When William Stillman took a freelance role for The Times to cover the Balkans in 1875, he moved to Florence, Italy, and the family joined him in 1878. Spartali Stillman had a studio near their apartment and socialised with Anglo-American expats, including the artist Charles Fairfax Murray and the writer Violet Paget (pen-name Vernon Lee). In 1878, Spartali Stillman represented Britain at the Paris Exposition Universelle.
By 1883, they reluctantly returned to England. In May 1886, Stillman was appointed the Italian and Greek correspondent for The Times. With a base in Rome, he travelled there with daughters Lisa and Bella, while Spartali Stillman stayed in London with the younger children. The 1880s were a productive painting period for Spartali Stillman: Love’s Messenger (1885); Dante at Verona (1888); Messer Ansaldo Showing Dianora his Enchanted Garden (1888); and The First Meeting of Petrarch and Laura in the Church of Santa Chiara, (1889) were all completed in London.
The family’s Roman sojourn ended when Stillman retired in 1898 and they settled in Surrey. Spartali Stillman continued to paint until her death (aged 83) on 6 March 1927 at the London home of her stepdaughter Bella. She was buried at Brookwood Cemetery in Surrey, alongside her husband.
The Shrubbery, a grand mansion in Battersea, which Marie’s father owned from 1864 until 1885, was her London home until her marriage in 1871. Her connection to the house then continued for the next 14 years. It is associated with two important aspects of her life: first, as a young woman, when she was a model for Pre-Raphaelite artists; and secondly, when she began to establish her reputation as an artist. The Shrubbery was her base from which she painted, prepared her works for exhibition, and sent items out for display.
In her lifetime, Spartali Stillman was recognised for two roles within the Pre-Raphaelite circle: as an admired painter in watercolour and as an artist’s model. She was one of a small number of professional women artists in the late 19th century and successfully exhibited in galleries in London, Liverpool, Manchester and America. Within her lifetime, women painters were regarded as amateurs and critical response to her work was mixed; George Bernard Shaw pointed out ‘technical infirmities’ in her work but thought her paintings had ‘a rare quality of being memorable’ (The World, 16 May 1888).
After her death, interest in the PRB grew.
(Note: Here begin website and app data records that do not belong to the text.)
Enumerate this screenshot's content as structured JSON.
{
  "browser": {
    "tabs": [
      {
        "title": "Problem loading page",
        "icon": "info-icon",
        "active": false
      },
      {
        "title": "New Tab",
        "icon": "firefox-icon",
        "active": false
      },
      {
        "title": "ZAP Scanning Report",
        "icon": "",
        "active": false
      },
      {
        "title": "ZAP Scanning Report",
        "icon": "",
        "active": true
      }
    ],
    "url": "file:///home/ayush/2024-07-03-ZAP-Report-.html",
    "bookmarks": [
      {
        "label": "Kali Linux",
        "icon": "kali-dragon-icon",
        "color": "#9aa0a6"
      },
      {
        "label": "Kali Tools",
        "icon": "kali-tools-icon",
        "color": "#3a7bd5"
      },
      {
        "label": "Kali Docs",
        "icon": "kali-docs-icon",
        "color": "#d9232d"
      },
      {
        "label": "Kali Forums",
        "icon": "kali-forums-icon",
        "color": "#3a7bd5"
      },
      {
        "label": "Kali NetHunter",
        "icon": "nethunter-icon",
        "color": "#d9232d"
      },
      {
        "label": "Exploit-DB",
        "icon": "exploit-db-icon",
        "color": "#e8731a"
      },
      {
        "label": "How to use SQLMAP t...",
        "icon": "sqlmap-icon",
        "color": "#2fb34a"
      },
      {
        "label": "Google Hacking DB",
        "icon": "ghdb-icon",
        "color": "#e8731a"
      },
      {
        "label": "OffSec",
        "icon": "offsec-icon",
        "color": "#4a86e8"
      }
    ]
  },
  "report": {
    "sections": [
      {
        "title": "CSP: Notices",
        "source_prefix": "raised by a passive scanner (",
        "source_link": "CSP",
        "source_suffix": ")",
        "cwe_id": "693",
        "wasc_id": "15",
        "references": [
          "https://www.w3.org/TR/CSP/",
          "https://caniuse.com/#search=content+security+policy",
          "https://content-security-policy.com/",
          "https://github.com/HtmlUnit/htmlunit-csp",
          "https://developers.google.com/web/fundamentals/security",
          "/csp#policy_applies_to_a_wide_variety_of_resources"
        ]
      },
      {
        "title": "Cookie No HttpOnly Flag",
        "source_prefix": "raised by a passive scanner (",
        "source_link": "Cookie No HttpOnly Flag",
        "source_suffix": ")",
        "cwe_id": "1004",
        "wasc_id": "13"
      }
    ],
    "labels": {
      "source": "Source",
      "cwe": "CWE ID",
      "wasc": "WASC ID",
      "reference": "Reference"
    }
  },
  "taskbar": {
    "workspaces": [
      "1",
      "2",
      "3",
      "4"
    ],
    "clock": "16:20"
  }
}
Yet the stories of their life and loves, entwined with the women portrayed in their paintings, often overshadowed any appreciation of the women. Hence, little was written of Spartali Stillman as an artist. Critical attention reassessed this in the later 20th century with the development of academic studies into women’s history. The Manchester exhibition ‘Pre-Raphaelite Women Artists’ (1998) highlighted this change and her works are now included in major group exhibitions on the Pre-Raphaelites. A dedicated show at the Delaware Art Museum in the United States – which holds the largest public collection of her art – travelled to the Watts Gallery, Surrey (2015).
More recently, she was selected as one of 12 women to be shown in ‘Pre-Raphaelite Sisters’ (National Portrait Gallery, 2019). An illustrated biography shared with her husband (A Pre-Raphaelite Marriage, by David Elliott, 2006), and entries in the Oxford Dictionary of National Biography and in specialist compendiums have further established Spartali Stillman’s reputation.